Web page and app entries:
○ ○ ○ ○

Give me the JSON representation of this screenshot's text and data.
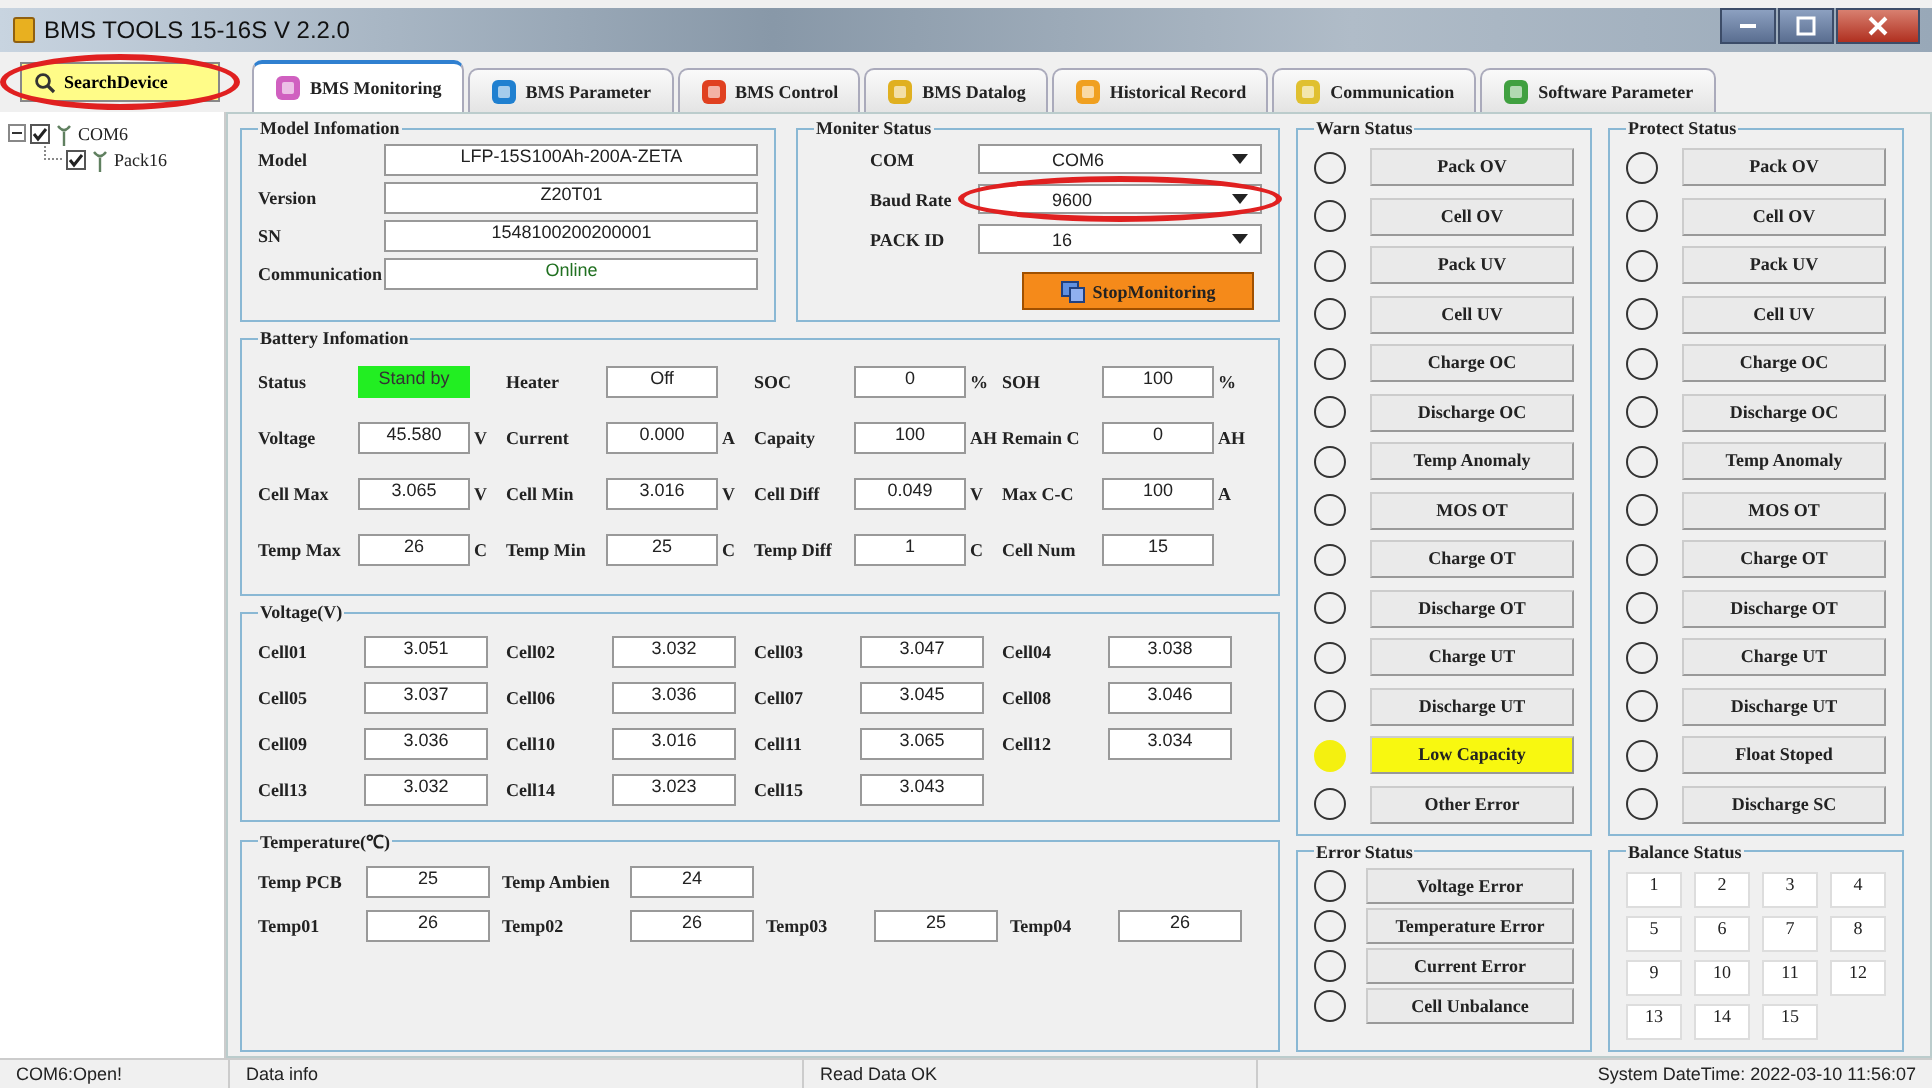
{
  "window": {
    "title": "BMS TOOLS 15-16S V 2.2.0"
  },
  "search_button": {
    "label": "SearchDevice",
    "circled": true
  },
  "tabs": [
    {
      "label": "BMS Monitoring",
      "selected": true
    },
    {
      "label": "BMS Parameter",
      "selected": false
    },
    {
      "label": "BMS Control",
      "selected": false
    },
    {
      "label": "BMS Datalog",
      "selected": false
    },
    {
      "label": "Historical Record",
      "selected": false
    },
    {
      "label": "Communication",
      "selected": false
    },
    {
      "label": "Software Parameter",
      "selected": false
    }
  ],
  "tree": [
    {
      "label": "COM6",
      "checked": true,
      "expanded": true,
      "children": [
        {
          "label": "Pack16",
          "checked": true
        }
      ]
    }
  ],
  "model_info": {
    "title": "Model Infomation",
    "fields": [
      {
        "label": "Model",
        "value": "LFP-15S100Ah-200A-ZETA",
        "kind": "text"
      },
      {
        "label": "Version",
        "value": "Z20T01",
        "kind": "text"
      },
      {
        "label": "SN",
        "value": "1548100200200001",
        "kind": "text"
      },
      {
        "label": "Communication",
        "value": "Online",
        "kind": "status"
      }
    ]
  },
  "monitor_status": {
    "title": "Moniter Status",
    "fields": [
      {
        "label": "COM",
        "value": "COM6"
      },
      {
        "label": "Baud Rate",
        "value": "9600",
        "circled": true
      },
      {
        "label": "PACK ID",
        "value": "16"
      }
    ],
    "button": "StopMonitoring"
  },
  "battery_info": {
    "title": "Battery Infomation",
    "fields": [
      {
        "label": "Status",
        "value": "Stand by",
        "kind": "status"
      },
      {
        "label": "Heater",
        "value": "Off",
        "kind": "text"
      },
      {
        "label": "SOC",
        "value": "0",
        "unit": "%",
        "kind": "text"
      },
      {
        "label": "SOH",
        "value": "100",
        "unit": "%",
        "kind": "text"
      },
      {
        "label": "Voltage",
        "value": "45.580",
        "unit": "V",
        "kind": "text"
      },
      {
        "label": "Current",
        "value": "0.000",
        "unit": "A",
        "kind": "text"
      },
      {
        "label": "Capaity",
        "value": "100",
        "unit": "AH",
        "kind": "text"
      },
      {
        "label": "Remain C",
        "value": "0",
        "unit": "AH",
        "kind": "text"
      },
      {
        "label": "Cell Max",
        "value": "3.065",
        "unit": "V",
        "kind": "text"
      },
      {
        "label": "Cell Min",
        "value": "3.016",
        "unit": "V",
        "kind": "text"
      },
      {
        "label": "Cell Diff",
        "value": "0.049",
        "unit": "V",
        "kind": "text"
      },
      {
        "label": "Max C-C",
        "value": "100",
        "unit": "A",
        "kind": "text"
      },
      {
        "label": "Temp Max",
        "value": "26",
        "unit": "C",
        "kind": "text"
      },
      {
        "label": "Temp Min",
        "value": "25",
        "unit": "C",
        "kind": "text"
      },
      {
        "label": "Temp Diff",
        "value": "1",
        "unit": "C",
        "kind": "text"
      },
      {
        "label": "Cell Num",
        "value": "15",
        "kind": "text"
      }
    ]
  },
  "voltage": {
    "title": "Voltage(V)",
    "cells": [
      {
        "label": "Cell01",
        "value": "3.051"
      },
      {
        "label": "Cell02",
        "value": "3.032"
      },
      {
        "label": "Cell03",
        "value": "3.047"
      },
      {
        "label": "Cell04",
        "value": "3.038"
      },
      {
        "label": "Cell05",
        "value": "3.037"
      },
      {
        "label": "Cell06",
        "value": "3.036"
      },
      {
        "label": "Cell07",
        "value": "3.045"
      },
      {
        "label": "Cell08",
        "value": "3.046"
      },
      {
        "label": "Cell09",
        "value": "3.036"
      },
      {
        "label": "Cell10",
        "value": "3.016"
      },
      {
        "label": "Cell11",
        "value": "3.065"
      },
      {
        "label": "Cell12",
        "value": "3.034"
      },
      {
        "label": "Cell13",
        "value": "3.032"
      },
      {
        "label": "Cell14",
        "value": "3.023"
      },
      {
        "label": "Cell15",
        "value": "3.043"
      }
    ]
  },
  "temperature": {
    "title": "Temperature(℃)",
    "rows": [
      [
        {
          "label": "Temp PCB",
          "value": "25"
        },
        {
          "label": "Temp Ambien",
          "value": "24"
        }
      ],
      [
        {
          "label": "Temp01",
          "value": "26"
        },
        {
          "label": "Temp02",
          "value": "26"
        },
        {
          "label": "Temp03",
          "value": "25"
        },
        {
          "label": "Temp04",
          "value": "26"
        }
      ]
    ]
  },
  "warn_status": {
    "title": "Warn Status",
    "items": [
      {
        "label": "Pack OV",
        "active": false
      },
      {
        "label": "Cell OV",
        "active": false
      },
      {
        "label": "Pack UV",
        "active": false
      },
      {
        "label": "Cell UV",
        "active": false
      },
      {
        "label": "Charge OC",
        "active": false
      },
      {
        "label": "Discharge OC",
        "active": false
      },
      {
        "label": "Temp Anomaly",
        "active": false
      },
      {
        "label": "MOS OT",
        "active": false
      },
      {
        "label": "Charge OT",
        "active": false
      },
      {
        "label": "Discharge OT",
        "active": false
      },
      {
        "label": "Charge UT",
        "active": false
      },
      {
        "label": "Discharge UT",
        "active": false
      },
      {
        "label": "Low Capacity",
        "active": true
      },
      {
        "label": "Other Error",
        "active": false
      }
    ]
  },
  "protect_status": {
    "title": "Protect Status",
    "items": [
      {
        "label": "Pack OV",
        "active": false
      },
      {
        "label": "Cell OV",
        "active": false
      },
      {
        "label": "Pack UV",
        "active": false
      },
      {
        "label": "Cell UV",
        "active": false
      },
      {
        "label": "Charge OC",
        "active": false
      },
      {
        "label": "Discharge OC",
        "active": false
      },
      {
        "label": "Temp Anomaly",
        "active": false
      },
      {
        "label": "MOS OT",
        "active": false
      },
      {
        "label": "Charge OT",
        "active": false
      },
      {
        "label": "Discharge OT",
        "active": false
      },
      {
        "label": "Charge UT",
        "active": false
      },
      {
        "label": "Discharge UT",
        "active": false
      },
      {
        "label": "Float Stoped",
        "active": false
      },
      {
        "label": "Discharge SC",
        "active": false
      }
    ]
  },
  "error_status": {
    "title": "Error Status",
    "items": [
      {
        "label": "Voltage Error",
        "active": false
      },
      {
        "label": "Temperature Error",
        "active": false
      },
      {
        "label": "Current Error",
        "active": false
      },
      {
        "label": "Cell Unbalance",
        "active": false
      }
    ]
  },
  "balance_status": {
    "title": "Balance Status",
    "cells": [
      "1",
      "2",
      "3",
      "4",
      "5",
      "6",
      "7",
      "8",
      "9",
      "10",
      "11",
      "12",
      "13",
      "14",
      "15"
    ]
  },
  "status_bar": [
    "COM6:Open!",
    "Data info",
    "Read Data OK",
    "System DateTime: 2022-03-10 11:56:07"
  ]
}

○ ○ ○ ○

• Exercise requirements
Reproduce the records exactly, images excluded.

• Response area
Give me the JSON representation of this screenshot's text and data.
{
  "window": {
    "title": "BMS TOOLS 15-16S V 2.2.0"
  },
  "search_button": {
    "label": "SearchDevice",
    "circled": true
  },
  "tabs": [
    {
      "label": "BMS Monitoring",
      "selected": true
    },
    {
      "label": "BMS Parameter",
      "selected": false
    },
    {
      "label": "BMS Control",
      "selected": false
    },
    {
      "label": "BMS Datalog",
      "selected": false
    },
    {
      "label": "Historical Record",
      "selected": false
    },
    {
      "label": "Communication",
      "selected": false
    },
    {
      "label": "Software Parameter",
      "selected": false
    }
  ],
  "tree": [
    {
      "label": "COM6",
      "checked": true,
      "expanded": true,
      "children": [
        {
          "label": "Pack16",
          "checked": true
        }
      ]
    }
  ],
  "model_info": {
    "title": "Model Infomation",
    "fields": [
      {
        "label": "Model",
        "value": "LFP-15S100Ah-200A-ZETA",
        "kind": "text"
      },
      {
        "label": "Version",
        "value": "Z20T01",
        "kind": "text"
      },
      {
        "label": "SN",
        "value": "1548100200200001",
        "kind": "text"
      },
      {
        "label": "Communication",
        "value": "Online",
        "kind": "status"
      }
    ]
  },
  "monitor_status": {
    "title": "Moniter Status",
    "fields": [
      {
        "label": "COM",
        "value": "COM6"
      },
      {
        "label": "Baud Rate",
        "value": "9600",
        "circled": true
      },
      {
        "label": "PACK ID",
        "value": "16"
      }
    ],
    "button": "StopMonitoring"
  },
  "battery_info": {
    "title": "Battery Infomation",
    "fields": [
      {
        "label": "Status",
        "value": "Stand by",
        "kind": "status"
      },
      {
        "label": "Heater",
        "value": "Off",
        "kind": "text"
      },
      {
        "label": "SOC",
        "value": "0",
        "unit": "%",
        "kind": "text"
      },
      {
        "label": "SOH",
        "value": "100",
        "unit": "%",
        "kind": "text"
      },
      {
        "label": "Voltage",
        "value": "45.580",
        "unit": "V",
        "kind": "text"
      },
      {
        "label": "Current",
        "value": "0.000",
        "unit": "A",
        "kind": "text"
      },
      {
        "label": "Capaity",
        "value": "100",
        "unit": "AH",
        "kind": "text"
      },
      {
        "label": "Remain C",
        "value": "0",
        "unit": "AH",
        "kind": "text"
      },
      {
        "label": "Cell Max",
        "value": "3.065",
        "unit": "V",
        "kind": "text"
      },
      {
        "label": "Cell Min",
        "value": "3.016",
        "unit": "V",
        "kind": "text"
      },
      {
        "label": "Cell Diff",
        "value": "0.049",
        "unit": "V",
        "kind": "text"
      },
      {
        "label": "Max C-C",
        "value": "100",
        "unit": "A",
        "kind": "text"
      },
      {
        "label": "Temp Max",
        "value": "26",
        "unit": "C",
        "kind": "text"
      },
      {
        "label": "Temp Min",
        "value": "25",
        "unit": "C",
        "kind": "text"
      },
      {
        "label": "Temp Diff",
        "value": "1",
        "unit": "C",
        "kind": "text"
      },
      {
        "label": "Cell Num",
        "value": "15",
        "kind": "text"
      }
    ]
  },
  "voltage": {
    "title": "Voltage(V)",
    "cells": [
      {
        "label": "Cell01",
        "value": "3.051"
      },
      {
        "label": "Cell02",
        "value": "3.032"
      },
      {
        "label": "Cell03",
        "value": "3.047"
      },
      {
        "label": "Cell04",
        "value": "3.038"
      },
      {
        "label": "Cell05",
        "value": "3.037"
      },
      {
        "label": "Cell06",
        "value": "3.036"
      },
      {
        "label": "Cell07",
        "value": "3.045"
      },
      {
        "label": "Cell08",
        "value": "3.046"
      },
      {
        "label": "Cell09",
        "value": "3.036"
      },
      {
        "label": "Cell10",
        "value": "3.016"
      },
      {
        "label": "Cell11",
        "value": "3.065"
      },
      {
        "label": "Cell12",
        "value": "3.034"
      },
      {
        "label": "Cell13",
        "value": "3.032"
      },
      {
        "label": "Cell14",
        "value": "3.023"
      },
      {
        "label": "Cell15",
        "value": "3.043"
      }
    ]
  },
  "temperature": {
    "title": "Temperature(℃)",
    "rows": [
      [
        {
          "label": "Temp PCB",
          "value": "25"
        },
        {
          "label": "Temp Ambien",
          "value": "24"
        }
      ],
      [
        {
          "label": "Temp01",
          "value": "26"
        },
        {
          "label": "Temp02",
          "value": "26"
        },
        {
          "label": "Temp03",
          "value": "25"
        },
        {
          "label": "Temp04",
          "value": "26"
        }
      ]
    ]
  },
  "warn_status": {
    "title": "Warn Status",
    "items": [
      {
        "label": "Pack OV",
        "active": false
      },
      {
        "label": "Cell OV",
        "active": false
      },
      {
        "label": "Pack UV",
        "active": false
      },
      {
        "label": "Cell UV",
        "active": false
      },
      {
        "label": "Charge OC",
        "active": false
      },
      {
        "label": "Discharge OC",
        "active": false
      },
      {
        "label": "Temp Anomaly",
        "active": false
      },
      {
        "label": "MOS OT",
        "active": false
      },
      {
        "label": "Charge OT",
        "active": false
      },
      {
        "label": "Discharge OT",
        "active": false
      },
      {
        "label": "Charge UT",
        "active": false
      },
      {
        "label": "Discharge UT",
        "active": false
      },
      {
        "label": "Low Capacity",
        "active": true
      },
      {
        "label": "Other Error",
        "active": false
      }
    ]
  },
  "protect_status": {
    "title": "Protect Status",
    "items": [
      {
        "label": "Pack OV",
        "active": false
      },
      {
        "label": "Cell OV",
        "active": false
      },
      {
        "label": "Pack UV",
        "active": false
      },
      {
        "label": "Cell UV",
        "active": false
      },
      {
        "label": "Charge OC",
        "active": false
      },
      {
        "label": "Discharge OC",
        "active": false
      },
      {
        "label": "Temp Anomaly",
        "active": false
      },
      {
        "label": "MOS OT",
        "active": false
      },
      {
        "label": "Charge OT",
        "active": false
      },
      {
        "label": "Discharge OT",
        "active": false
      },
      {
        "label": "Charge UT",
        "active": false
      },
      {
        "label": "Discharge UT",
        "active": false
      },
      {
        "label": "Float Stoped",
        "active": false
      },
      {
        "label": "Discharge SC",
        "active": false
      }
    ]
  },
  "error_status": {
    "title": "Error Status",
    "items": [
      {
        "label": "Voltage Error",
        "active": false
      },
      {
        "label": "Temperature Error",
        "active": false
      },
      {
        "label": "Current Error",
        "active": false
      },
      {
        "label": "Cell Unbalance",
        "active": false
      }
    ]
  },
  "balance_status": {
    "title": "Balance Status",
    "cells": [
      "1",
      "2",
      "3",
      "4",
      "5",
      "6",
      "7",
      "8",
      "9",
      "10",
      "11",
      "12",
      "13",
      "14",
      "15"
    ]
  },
  "status_bar": [
    "COM6:Open!",
    "Data info",
    "Read Data OK",
    "System DateTime: 2022-03-10 11:56:07"
  ]
}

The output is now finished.